So far, Hamilton has treated 707 people with confirmed cases of flu. This time last year (near the end of December 2018), there had only been 39 cases of flu at Hamilton Medical Center.
The flu season typically runs from Oct. 1 to March 31 and usually peaks in February.

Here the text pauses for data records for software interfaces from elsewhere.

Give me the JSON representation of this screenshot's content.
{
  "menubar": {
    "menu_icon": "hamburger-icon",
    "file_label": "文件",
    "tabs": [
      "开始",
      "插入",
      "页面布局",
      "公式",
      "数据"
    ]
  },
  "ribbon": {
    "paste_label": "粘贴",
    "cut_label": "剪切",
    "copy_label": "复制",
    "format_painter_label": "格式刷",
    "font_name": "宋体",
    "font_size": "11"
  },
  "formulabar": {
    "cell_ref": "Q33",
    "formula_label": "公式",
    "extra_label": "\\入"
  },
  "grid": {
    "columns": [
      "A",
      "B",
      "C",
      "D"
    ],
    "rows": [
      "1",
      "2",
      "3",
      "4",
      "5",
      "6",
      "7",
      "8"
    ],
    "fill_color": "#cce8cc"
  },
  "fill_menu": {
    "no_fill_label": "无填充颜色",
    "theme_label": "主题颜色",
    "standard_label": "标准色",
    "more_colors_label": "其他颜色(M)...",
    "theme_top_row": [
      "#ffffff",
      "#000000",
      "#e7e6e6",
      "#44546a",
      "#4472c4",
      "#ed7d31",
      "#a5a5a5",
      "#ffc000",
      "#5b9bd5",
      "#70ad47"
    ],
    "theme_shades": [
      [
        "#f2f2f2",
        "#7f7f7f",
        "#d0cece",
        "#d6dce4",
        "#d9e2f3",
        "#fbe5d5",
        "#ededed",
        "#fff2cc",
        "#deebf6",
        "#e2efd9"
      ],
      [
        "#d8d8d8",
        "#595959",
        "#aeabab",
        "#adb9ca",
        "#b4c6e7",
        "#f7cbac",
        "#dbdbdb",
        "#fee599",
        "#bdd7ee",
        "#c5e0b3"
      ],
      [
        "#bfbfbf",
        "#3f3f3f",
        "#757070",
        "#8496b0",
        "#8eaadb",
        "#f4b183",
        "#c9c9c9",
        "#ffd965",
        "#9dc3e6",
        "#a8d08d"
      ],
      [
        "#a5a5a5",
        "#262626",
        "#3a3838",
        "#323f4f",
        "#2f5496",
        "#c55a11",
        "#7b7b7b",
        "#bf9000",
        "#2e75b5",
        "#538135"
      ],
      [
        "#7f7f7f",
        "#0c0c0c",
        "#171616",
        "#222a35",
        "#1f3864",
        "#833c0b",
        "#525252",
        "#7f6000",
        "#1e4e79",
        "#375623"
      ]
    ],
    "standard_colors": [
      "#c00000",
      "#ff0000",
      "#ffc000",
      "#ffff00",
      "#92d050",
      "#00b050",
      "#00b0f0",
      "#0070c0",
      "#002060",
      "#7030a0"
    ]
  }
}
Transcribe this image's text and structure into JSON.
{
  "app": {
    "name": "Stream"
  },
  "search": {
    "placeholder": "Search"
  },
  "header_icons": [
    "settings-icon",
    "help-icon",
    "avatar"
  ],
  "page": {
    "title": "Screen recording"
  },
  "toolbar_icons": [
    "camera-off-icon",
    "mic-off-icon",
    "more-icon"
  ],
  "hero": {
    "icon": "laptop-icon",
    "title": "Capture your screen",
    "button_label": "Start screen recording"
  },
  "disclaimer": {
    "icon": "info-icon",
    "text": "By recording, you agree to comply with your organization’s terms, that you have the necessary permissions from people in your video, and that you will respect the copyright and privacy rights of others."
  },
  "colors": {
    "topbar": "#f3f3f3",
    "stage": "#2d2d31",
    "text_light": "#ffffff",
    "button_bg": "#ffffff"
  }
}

According to Perri Correll, Infection Prevention director, Hamilton started seeing a significant increase in flu cases the first week of December, one month earlier than last year.
Due to the widespread occurrence of flu in this area, Hamilton is asking for the assistance of community members in supporting a hospitalized loved one’s recovery by limiting visitation during this flu season.
The restrictions include:
- No visitors with influenza-like illness, fever, cough or runny nose.
- Only essential visitors ages 18 or older (immediate family, partner or significant other).
- Patients experiencing flu-like symptoms will need to wear a mask.
“We know limiting visitations is a difficult thing to ask, but because we’re seeing so many flu cases in our area, it’s in the best interest of patients and visitors that we limit visitation during this type of flu season,” Correll said. “There’s simply too much risk of germ exposure at this point. We want to keep everyone as safe as possible.”
According to the Centers for Disease Control and Prevention (CDC), typical flu symptoms include fever or feeling feverish and having chills, cough, sore throat, runny or stuffy nose, muscle or body aches, headaches, fatigue (tiredness) and in some people, vomiting and diarrhea (though this is more common in children than adults).
“There are a number of ways to prevent the flu,” said Correll. “Though sometimes the flu shot doesn’t seem to be as effective as we’d like it to be, getting the flu shot is still a significant protection against the flu. Proper hand washing, especially after wiping runny noses, is also a key protection.”
In addition, Correll mentioned drinking plenty of water, keeping your hands away from your face, staying away from crowds, getting plenty of rest and eating healthy as ways to keep the flu away.
“It’s also important to stay home when you’re sick so you don’t pass it on to others. It’s not too late to get vaccinated. Flu vaccination is always the best way to prevent flu and its potentially serious complications,” said Correll.